It has occurred to the writer to call this unimportant history The Green Hat because a green hat was the first thing about her that he saw: as also it was, in a way, the last thing about her that he saw. It was bright green, of a sort of felt, and bravely worn: being, no doubt, one of those that women who have many hats affect pour le sport.

I saw it for the first time (writes the Author) on the eve of my removal from one residence in London to another; although when I say residence I mean that I was, by the grace of God and at the impulse of my own temerity, removing to somewhat more habitable premises nearby from two rooms and a bathroom above a mean lane in a place called Shepherd's Market. Not that our lane hadn't attractions of its own to offer. Our lane was one in which many improbable things were wont to happen, but it somehow seemed inevitable that such things should happen there. But maybe I had better select a few of these things, that you may know the sort of lane ours was. I have seen men arrested there, and I have seen a heavy constable worsted in a fight with a little Jew pickpocket, who was for some time responsible for a rag-shop in our lane. I have seen two butlers fighting in our lane. I have seen a very old nobleman woo a flower-girl in our lane, but whether or not she ever favoured his suit our lane had no means of telling. One night I fell over the body of a woman lying in the blood of a broken head, and in our lane by night policemen solace themselves by smoking cigarettes into the crowns of their helmets, while cats, I must tell you, will never cease to sport together all about it.

But it was by day that our lane attained to any real interest for a student of such things, for then it was sacred to the activities of a hearty-looking man in a brown bowler-hat, who with one hand would write interminably in a small book, while with the other he dealt with passing men in slips of paper known to the law as "betting-slips." As partner to the hearty-looking man -- we are, I venture to say, already embarked on our tale, for these gentlemen will make a faint devil's chorus for more spacious happenings -- was a tall, wizened man who wore a check cap and had hair growing out of his ears. This man would stand at one end of the lane and now and then say, "Oil!" When he had said "Oil!" he would light a cigarette, while the hearty-looking man would run heavily round our end of the lane, for "Oil!" meant that the law was after him. When the law had gone he would come back wiping his mouth, and jokes were exchanged with the butcher and the fish . . .

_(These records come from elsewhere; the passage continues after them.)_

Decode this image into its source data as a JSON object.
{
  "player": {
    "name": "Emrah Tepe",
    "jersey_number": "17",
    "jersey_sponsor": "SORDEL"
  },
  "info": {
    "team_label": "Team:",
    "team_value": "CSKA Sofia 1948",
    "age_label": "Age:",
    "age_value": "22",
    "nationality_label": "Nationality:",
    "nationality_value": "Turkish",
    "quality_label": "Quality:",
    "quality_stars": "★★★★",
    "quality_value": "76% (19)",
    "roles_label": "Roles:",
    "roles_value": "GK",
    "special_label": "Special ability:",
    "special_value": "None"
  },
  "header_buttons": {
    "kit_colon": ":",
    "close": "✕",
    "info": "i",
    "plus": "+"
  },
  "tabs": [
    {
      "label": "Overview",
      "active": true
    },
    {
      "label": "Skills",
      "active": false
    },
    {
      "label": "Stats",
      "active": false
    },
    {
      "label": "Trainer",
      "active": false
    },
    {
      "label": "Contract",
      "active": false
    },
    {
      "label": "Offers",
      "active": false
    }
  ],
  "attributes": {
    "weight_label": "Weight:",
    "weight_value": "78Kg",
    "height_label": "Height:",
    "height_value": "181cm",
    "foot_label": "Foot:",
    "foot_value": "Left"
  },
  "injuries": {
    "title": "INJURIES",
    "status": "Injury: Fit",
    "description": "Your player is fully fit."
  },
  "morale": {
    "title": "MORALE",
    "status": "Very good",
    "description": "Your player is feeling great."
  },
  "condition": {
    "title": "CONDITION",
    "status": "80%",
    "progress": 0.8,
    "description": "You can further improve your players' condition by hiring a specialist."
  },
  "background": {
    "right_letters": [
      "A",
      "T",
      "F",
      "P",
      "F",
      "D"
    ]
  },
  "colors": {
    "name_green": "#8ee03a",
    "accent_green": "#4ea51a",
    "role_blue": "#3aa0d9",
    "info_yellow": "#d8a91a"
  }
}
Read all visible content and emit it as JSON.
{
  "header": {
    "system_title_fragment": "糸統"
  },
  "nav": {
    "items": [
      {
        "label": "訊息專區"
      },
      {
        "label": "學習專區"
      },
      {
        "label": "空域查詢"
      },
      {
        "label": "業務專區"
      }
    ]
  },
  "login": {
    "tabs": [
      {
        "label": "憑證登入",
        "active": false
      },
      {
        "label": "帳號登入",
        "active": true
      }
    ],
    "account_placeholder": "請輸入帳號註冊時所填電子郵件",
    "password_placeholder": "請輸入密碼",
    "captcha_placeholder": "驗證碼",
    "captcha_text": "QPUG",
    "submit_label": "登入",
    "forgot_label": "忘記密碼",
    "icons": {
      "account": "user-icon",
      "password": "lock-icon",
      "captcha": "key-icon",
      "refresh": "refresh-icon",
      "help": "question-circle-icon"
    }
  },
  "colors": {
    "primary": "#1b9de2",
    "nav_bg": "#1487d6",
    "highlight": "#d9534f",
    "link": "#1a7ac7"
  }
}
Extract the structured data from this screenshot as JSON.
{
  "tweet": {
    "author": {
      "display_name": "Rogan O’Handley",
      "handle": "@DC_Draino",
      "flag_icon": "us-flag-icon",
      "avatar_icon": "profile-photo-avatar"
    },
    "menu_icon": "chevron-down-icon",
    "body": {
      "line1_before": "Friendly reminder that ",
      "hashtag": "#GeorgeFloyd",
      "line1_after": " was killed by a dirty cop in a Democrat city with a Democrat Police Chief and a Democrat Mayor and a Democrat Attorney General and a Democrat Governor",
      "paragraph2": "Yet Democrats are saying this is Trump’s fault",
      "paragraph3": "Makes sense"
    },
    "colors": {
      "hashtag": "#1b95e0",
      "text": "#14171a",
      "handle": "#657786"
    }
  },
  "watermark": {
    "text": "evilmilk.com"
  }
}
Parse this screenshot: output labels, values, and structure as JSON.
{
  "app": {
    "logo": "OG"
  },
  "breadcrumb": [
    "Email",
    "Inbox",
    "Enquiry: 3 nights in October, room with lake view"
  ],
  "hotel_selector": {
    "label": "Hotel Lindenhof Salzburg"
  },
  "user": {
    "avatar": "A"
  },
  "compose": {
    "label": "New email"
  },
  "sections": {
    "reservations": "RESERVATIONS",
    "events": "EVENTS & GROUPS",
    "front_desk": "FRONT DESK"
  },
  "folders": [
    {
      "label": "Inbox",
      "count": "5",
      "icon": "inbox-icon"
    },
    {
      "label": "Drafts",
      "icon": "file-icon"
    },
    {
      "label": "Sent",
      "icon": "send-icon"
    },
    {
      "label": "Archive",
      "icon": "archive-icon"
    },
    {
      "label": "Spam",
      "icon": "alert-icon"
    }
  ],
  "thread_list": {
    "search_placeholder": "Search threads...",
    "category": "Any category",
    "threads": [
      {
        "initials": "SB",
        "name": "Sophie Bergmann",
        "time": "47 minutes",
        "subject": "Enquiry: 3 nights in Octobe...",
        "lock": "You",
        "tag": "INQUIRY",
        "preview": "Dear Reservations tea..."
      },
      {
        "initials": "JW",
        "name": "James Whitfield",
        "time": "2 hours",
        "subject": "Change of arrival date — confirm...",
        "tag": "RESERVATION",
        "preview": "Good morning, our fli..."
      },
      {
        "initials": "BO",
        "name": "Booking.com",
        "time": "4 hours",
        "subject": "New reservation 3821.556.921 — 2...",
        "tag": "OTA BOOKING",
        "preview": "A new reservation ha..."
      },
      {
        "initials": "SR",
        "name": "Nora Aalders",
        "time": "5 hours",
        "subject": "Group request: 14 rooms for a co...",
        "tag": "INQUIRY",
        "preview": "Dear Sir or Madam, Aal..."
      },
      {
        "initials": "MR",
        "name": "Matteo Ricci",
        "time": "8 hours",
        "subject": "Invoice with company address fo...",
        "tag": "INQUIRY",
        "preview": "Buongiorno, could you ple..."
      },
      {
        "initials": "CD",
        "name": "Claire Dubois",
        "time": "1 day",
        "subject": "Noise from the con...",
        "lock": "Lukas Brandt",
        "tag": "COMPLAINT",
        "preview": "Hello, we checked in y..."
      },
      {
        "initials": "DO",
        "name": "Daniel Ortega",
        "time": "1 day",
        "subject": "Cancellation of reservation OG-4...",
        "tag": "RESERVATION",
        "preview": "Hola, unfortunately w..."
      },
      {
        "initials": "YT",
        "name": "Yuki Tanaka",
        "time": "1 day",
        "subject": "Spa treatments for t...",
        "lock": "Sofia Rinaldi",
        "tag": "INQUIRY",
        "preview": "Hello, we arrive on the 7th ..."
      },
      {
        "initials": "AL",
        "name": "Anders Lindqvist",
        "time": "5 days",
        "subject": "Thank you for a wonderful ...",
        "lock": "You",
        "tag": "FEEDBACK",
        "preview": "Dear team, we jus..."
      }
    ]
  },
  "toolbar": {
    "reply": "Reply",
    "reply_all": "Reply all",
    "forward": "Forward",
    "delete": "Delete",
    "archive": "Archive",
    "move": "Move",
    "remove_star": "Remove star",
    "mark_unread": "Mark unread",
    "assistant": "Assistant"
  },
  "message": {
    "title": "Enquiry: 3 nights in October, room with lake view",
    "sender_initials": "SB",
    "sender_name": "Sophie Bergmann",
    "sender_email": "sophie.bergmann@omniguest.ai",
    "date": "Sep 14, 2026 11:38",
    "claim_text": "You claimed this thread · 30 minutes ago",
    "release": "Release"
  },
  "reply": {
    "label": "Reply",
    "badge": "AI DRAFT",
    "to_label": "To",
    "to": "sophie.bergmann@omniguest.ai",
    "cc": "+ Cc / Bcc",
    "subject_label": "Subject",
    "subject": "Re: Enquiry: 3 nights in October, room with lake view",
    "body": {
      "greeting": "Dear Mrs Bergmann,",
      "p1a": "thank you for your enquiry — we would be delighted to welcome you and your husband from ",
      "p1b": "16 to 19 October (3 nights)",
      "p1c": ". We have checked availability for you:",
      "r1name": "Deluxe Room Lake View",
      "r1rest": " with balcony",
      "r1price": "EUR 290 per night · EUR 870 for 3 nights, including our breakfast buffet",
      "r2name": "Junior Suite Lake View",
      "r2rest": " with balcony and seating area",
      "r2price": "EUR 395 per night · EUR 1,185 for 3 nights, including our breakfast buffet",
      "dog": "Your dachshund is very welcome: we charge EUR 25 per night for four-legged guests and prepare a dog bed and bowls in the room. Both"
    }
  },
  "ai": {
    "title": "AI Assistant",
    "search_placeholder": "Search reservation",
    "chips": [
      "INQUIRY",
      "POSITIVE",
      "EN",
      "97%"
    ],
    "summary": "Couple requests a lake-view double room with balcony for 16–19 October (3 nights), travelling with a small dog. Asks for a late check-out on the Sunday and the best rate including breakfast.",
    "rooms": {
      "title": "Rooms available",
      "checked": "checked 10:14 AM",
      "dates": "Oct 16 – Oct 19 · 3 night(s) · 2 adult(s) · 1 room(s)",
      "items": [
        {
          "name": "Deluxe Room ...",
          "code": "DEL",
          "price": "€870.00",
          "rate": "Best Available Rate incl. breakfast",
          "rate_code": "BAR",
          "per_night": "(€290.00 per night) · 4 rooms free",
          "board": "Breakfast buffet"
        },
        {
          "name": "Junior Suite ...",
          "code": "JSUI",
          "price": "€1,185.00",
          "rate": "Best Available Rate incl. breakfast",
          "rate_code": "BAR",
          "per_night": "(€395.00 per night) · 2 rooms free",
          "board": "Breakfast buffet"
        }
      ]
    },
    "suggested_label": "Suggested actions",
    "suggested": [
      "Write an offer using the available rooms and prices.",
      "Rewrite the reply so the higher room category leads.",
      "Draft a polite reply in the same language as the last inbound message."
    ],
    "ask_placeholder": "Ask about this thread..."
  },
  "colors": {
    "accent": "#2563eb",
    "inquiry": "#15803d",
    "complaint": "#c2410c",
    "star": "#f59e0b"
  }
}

Search by... Author
Show... All Results Primary Sources Peer-reviewed

Oops!

An unknown error has occurred. Please click the button below to reload the page. If the problem persists, please try again in a little while.